§ Directions for this task
An exact copy of every record is required.

§ Recorded information
::::::::

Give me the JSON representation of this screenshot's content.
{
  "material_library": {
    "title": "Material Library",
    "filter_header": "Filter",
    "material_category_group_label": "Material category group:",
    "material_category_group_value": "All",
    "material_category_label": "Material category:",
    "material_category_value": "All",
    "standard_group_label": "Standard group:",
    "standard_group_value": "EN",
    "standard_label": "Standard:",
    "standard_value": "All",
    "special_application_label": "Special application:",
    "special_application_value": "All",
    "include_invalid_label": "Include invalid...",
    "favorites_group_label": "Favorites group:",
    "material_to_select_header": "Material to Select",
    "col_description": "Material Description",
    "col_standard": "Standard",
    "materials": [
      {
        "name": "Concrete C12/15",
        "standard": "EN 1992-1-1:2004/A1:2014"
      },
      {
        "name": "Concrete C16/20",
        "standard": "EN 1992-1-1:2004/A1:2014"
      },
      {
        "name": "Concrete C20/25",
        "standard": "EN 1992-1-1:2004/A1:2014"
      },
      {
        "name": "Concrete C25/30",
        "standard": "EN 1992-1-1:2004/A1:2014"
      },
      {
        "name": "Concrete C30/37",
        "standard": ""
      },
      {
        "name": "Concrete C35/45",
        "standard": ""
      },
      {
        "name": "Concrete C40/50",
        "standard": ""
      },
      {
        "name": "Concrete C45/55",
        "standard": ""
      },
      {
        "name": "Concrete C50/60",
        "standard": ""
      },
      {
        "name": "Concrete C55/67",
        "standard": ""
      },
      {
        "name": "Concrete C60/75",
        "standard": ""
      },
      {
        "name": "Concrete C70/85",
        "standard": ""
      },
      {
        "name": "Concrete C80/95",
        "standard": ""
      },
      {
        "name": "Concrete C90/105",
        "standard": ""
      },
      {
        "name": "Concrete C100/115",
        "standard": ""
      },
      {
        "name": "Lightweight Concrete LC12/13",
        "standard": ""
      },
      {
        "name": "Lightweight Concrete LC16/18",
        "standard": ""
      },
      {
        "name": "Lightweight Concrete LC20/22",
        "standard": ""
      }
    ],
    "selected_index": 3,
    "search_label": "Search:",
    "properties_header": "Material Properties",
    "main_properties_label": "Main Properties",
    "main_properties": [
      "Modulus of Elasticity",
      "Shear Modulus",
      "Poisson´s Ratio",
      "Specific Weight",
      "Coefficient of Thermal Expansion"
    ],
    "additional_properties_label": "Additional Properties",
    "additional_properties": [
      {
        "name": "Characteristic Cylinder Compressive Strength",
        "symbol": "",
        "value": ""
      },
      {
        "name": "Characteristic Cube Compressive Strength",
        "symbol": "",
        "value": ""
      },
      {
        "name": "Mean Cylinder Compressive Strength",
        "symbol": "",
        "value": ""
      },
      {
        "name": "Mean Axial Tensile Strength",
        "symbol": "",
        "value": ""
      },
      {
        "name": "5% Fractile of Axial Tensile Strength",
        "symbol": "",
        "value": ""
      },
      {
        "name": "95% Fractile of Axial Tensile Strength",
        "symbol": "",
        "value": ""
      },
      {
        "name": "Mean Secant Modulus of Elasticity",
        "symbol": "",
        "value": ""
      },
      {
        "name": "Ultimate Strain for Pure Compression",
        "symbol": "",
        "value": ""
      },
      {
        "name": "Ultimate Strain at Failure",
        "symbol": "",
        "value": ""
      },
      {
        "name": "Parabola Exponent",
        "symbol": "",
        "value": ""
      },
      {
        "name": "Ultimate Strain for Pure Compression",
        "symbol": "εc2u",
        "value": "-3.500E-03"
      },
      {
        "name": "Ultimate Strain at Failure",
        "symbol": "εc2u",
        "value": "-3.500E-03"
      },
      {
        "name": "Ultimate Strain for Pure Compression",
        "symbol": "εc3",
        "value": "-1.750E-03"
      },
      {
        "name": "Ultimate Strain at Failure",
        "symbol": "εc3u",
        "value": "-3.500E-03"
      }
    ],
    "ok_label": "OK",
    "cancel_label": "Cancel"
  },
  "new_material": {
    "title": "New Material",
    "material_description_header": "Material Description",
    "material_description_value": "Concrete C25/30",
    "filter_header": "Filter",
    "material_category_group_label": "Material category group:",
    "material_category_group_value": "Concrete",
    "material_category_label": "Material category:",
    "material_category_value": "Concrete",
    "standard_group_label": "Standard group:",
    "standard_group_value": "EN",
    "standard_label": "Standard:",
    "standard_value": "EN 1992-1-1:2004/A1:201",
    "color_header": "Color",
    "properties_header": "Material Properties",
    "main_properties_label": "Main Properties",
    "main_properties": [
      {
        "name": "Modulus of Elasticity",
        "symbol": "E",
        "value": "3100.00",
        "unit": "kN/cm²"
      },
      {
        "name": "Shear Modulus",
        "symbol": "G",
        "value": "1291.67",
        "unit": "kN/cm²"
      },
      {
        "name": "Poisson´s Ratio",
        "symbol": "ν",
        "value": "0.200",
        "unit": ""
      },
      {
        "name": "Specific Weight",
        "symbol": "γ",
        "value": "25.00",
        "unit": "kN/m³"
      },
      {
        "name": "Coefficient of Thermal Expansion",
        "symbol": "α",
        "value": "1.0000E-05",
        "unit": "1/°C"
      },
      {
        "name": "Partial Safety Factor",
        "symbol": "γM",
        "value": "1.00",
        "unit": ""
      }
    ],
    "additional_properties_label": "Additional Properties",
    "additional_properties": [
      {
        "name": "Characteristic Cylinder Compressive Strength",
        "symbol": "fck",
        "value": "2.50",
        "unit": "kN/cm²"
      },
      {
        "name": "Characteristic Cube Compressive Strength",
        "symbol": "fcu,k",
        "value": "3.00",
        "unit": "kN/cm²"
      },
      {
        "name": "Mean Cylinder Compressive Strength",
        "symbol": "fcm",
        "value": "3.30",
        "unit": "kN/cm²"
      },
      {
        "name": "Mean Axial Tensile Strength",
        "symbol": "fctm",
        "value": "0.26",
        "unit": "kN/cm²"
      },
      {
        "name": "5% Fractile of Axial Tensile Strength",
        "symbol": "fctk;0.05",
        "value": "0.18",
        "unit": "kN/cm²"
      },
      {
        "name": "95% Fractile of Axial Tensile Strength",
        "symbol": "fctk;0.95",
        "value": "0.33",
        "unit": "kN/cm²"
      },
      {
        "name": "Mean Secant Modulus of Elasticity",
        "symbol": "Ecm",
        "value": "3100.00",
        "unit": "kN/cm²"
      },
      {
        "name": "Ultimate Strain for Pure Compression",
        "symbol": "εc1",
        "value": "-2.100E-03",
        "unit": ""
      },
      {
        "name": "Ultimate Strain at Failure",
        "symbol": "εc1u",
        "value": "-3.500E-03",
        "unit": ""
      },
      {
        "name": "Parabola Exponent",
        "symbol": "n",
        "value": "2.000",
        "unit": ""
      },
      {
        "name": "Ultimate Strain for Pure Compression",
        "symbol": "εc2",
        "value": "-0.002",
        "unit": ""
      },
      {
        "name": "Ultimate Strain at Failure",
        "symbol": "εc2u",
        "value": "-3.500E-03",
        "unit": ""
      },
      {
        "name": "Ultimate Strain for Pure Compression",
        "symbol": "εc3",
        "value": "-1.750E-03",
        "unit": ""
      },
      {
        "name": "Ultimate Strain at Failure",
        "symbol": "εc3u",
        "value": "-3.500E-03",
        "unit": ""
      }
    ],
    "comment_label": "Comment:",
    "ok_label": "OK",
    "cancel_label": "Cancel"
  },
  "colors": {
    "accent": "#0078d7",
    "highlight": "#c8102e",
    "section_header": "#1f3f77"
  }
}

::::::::

§ Exercise answer
Give me the JSON representation of this screenshot's content.
{
  "material_library": {
    "title": "Material Library",
    "filter_header": "Filter",
    "material_category_group_label": "Material category group:",
    "material_category_group_value": "All",
    "material_category_label": "Material category:",
    "material_category_value": "All",
    "standard_group_label": "Standard group:",
    "standard_group_value": "EN",
    "standard_label": "Standard:",
    "standard_value": "All",
    "special_application_label": "Special application:",
    "special_application_value": "All",
    "include_invalid_label": "Include invalid...",
    "favorites_group_label": "Favorites group:",
    "material_to_select_header": "Material to Select",
    "col_description": "Material Description",
    "col_standard": "Standard",
    "materials": [
      {
        "name": "Concrete C12/15",
        "standard": "EN 1992-1-1:2004/A1:2014"
      },
      {
        "name": "Concrete C16/20",
        "standard": "EN 1992-1-1:2004/A1:2014"
      },
      {
        "name": "Concrete C20/25",
        "standard": "EN 1992-1-1:2004/A1:2014"
      },
      {
        "name": "Concrete C25/30",
        "standard": "EN 1992-1-1:2004/A1:2014"
      },
      {
        "name": "Concrete C30/37",
        "standard": ""
      },
      {
        "name": "Concrete C35/45",
        "standard": ""
      },
      {
        "name": "Concrete C40/50",
        "standard": ""
      },
      {
        "name": "Concrete C45/55",
        "standard": ""
      },
      {
        "name": "Concrete C50/60",
        "standard": ""
      },
      {
        "name": "Concrete C55/67",
        "standard": ""
      },
      {
        "name": "Concrete C60/75",
        "standard": ""
      },
      {
        "name": "Concrete C70/85",
        "standard": ""
      },
      {
        "name": "Concrete C80/95",
        "standard": ""
      },
      {
        "name": "Concrete C90/105",
        "standard": ""
      },
      {
        "name": "Concrete C100/115",
        "standard": ""
      },
      {
        "name": "Lightweight Concrete LC12/13",
        "standard": ""
      },
      {
        "name": "Lightweight Concrete LC16/18",
        "standard": ""
      },
      {
        "name": "Lightweight Concrete LC20/22",
        "standard": ""
      }
    ],
    "selected_index": 3,
    "search_label": "Search:",
    "properties_header": "Material Properties",
    "main_properties_label": "Main Properties",
    "main_properties": [
      "Modulus of Elasticity",
      "Shear Modulus",
      "Poisson´s Ratio",
      "Specific Weight",
      "Coefficient of Thermal Expansion"
    ],
    "additional_properties_label": "Additional Properties",
    "additional_properties": [
      {
        "name": "Characteristic Cylinder Compressive Strength",
        "symbol": "",
        "value": ""
      },
      {
        "name": "Characteristic Cube Compressive Strength",
        "symbol": "",
        "value": ""
      },
      {
        "name": "Mean Cylinder Compressive Strength",
        "symbol": "",
        "value": ""
      },
      {
        "name": "Mean Axial Tensile Strength",
        "symbol": "",
        "value": ""
      },
      {
        "name": "5% Fractile of Axial Tensile Strength",
        "symbol": "",
        "value": ""
      },
      {
        "name": "95% Fractile of Axial Tensile Strength",
        "symbol": "",
        "value": ""
      },
      {
        "name": "Mean Secant Modulus of Elasticity",
        "symbol": "",
        "value": ""
      },
      {
        "name": "Ultimate Strain for Pure Compression",
        "symbol": "",
        "value": ""
      },
      {
        "name": "Ultimate Strain at Failure",
        "symbol": "",
        "value": ""
      },
      {
        "name": "Parabola Exponent",
        "symbol": "",
        "value": ""
      },
      {
        "name": "Ultimate Strain for Pure Compression",
        "symbol": "εc2u",
        "value": "-3.500E-03"
      },
      {
        "name": "Ultimate Strain at Failure",
        "symbol": "εc2u",
        "value": "-3.500E-03"
      },
      {
        "name": "Ultimate Strain for Pure Compression",
        "symbol": "εc3",
        "value": "-1.750E-03"
      },
      {
        "name": "Ultimate Strain at Failure",
        "symbol": "εc3u",
        "value": "-3.500E-03"
      }
    ],
    "ok_label": "OK",
    "cancel_label": "Cancel"
  },
  "new_material": {
    "title": "New Material",
    "material_description_header": "Material Description",
    "material_description_value": "Concrete C25/30",
    "filter_header": "Filter",
    "material_category_group_label": "Material category group:",
    "material_category_group_value": "Concrete",
    "material_category_label": "Material category:",
    "material_category_value": "Concrete",
    "standard_group_label": "Standard group:",
    "standard_group_value": "EN",
    "standard_label": "Standard:",
    "standard_value": "EN 1992-1-1:2004/A1:201",
    "color_header": "Color",
    "properties_header": "Material Properties",
    "main_properties_label": "Main Properties",
    "main_properties": [
      {
        "name": "Modulus of Elasticity",
        "symbol": "E",
        "value": "3100.00",
        "unit": "kN/cm²"
      },
      {
        "name": "Shear Modulus",
        "symbol": "G",
        "value": "1291.67",
        "unit": "kN/cm²"
      },
      {
        "name": "Poisson´s Ratio",
        "symbol": "ν",
        "value": "0.200",
        "unit": ""
      },
      {
        "name": "Specific Weight",
        "symbol": "γ",
        "value": "25.00",
        "unit": "kN/m³"
      },
      {
        "name": "Coefficient of Thermal Expansion",
        "symbol": "α",
        "value": "1.0000E-05",
        "unit": "1/°C"
      },
      {
        "name": "Partial Safety Factor",
        "symbol": "γM",
        "value": "1.00",
        "unit": ""
      }
    ],
    "additional_properties_label": "Additional Properties",
    "additional_properties": [
      {
        "name": "Characteristic Cylinder Compressive Strength",
        "symbol": "fck",
        "value": "2.50",
        "unit": "kN/cm²"
      },
      {
        "name": "Characteristic Cube Compressive Strength",
        "symbol": "fcu,k",
        "value": "3.00",
        "unit": "kN/cm²"
      },
      {
        "name": "Mean Cylinder Compressive Strength",
        "symbol": "fcm",
        "value": "3.30",
        "unit": "kN/cm²"
      },
      {
        "name": "Mean Axial Tensile Strength",
        "symbol": "fctm",
        "value": "0.26",
        "unit": "kN/cm²"
      },
      {
        "name": "5% Fractile of Axial Tensile Strength",
        "symbol": "fctk;0.05",
        "value": "0.18",
        "unit": "kN/cm²"
      },
      {
        "name": "95% Fractile of Axial Tensile Strength",
        "symbol": "fctk;0.95",
        "value": "0.33",
        "unit": "kN/cm²"
      },
      {
        "name": "Mean Secant Modulus of Elasticity",
        "symbol": "Ecm",
        "value": "3100.00",
        "unit": "kN/cm²"
      },
      {
        "name": "Ultimate Strain for Pure Compression",
        "symbol": "εc1",
        "value": "-2.100E-03",
        "unit": ""
      },
      {
        "name": "Ultimate Strain at Failure",
        "symbol": "εc1u",
        "value": "-3.500E-03",
        "unit": ""
      },
      {
        "name": "Parabola Exponent",
        "symbol": "n",
        "value": "2.000",
        "unit": ""
      },
      {
        "name": "Ultimate Strain for Pure Compression",
        "symbol": "εc2",
        "value": "-0.002",
        "unit": ""
      },
      {
        "name": "Ultimate Strain at Failure",
        "symbol": "εc2u",
        "value": "-3.500E-03",
        "unit": ""
      },
      {
        "name": "Ultimate Strain for Pure Compression",
        "symbol": "εc3",
        "value": "-1.750E-03",
        "unit": ""
      },
      {
        "name": "Ultimate Strain at Failure",
        "symbol": "εc3u",
        "value": "-3.500E-03",
        "unit": ""
      }
    ],
    "comment_label": "Comment:",
    "ok_label": "OK",
    "cancel_label": "Cancel"
  },
  "colors": {
    "accent": "#0078d7",
    "highlight": "#c8102e",
    "section_header": "#1f3f77"
  }
}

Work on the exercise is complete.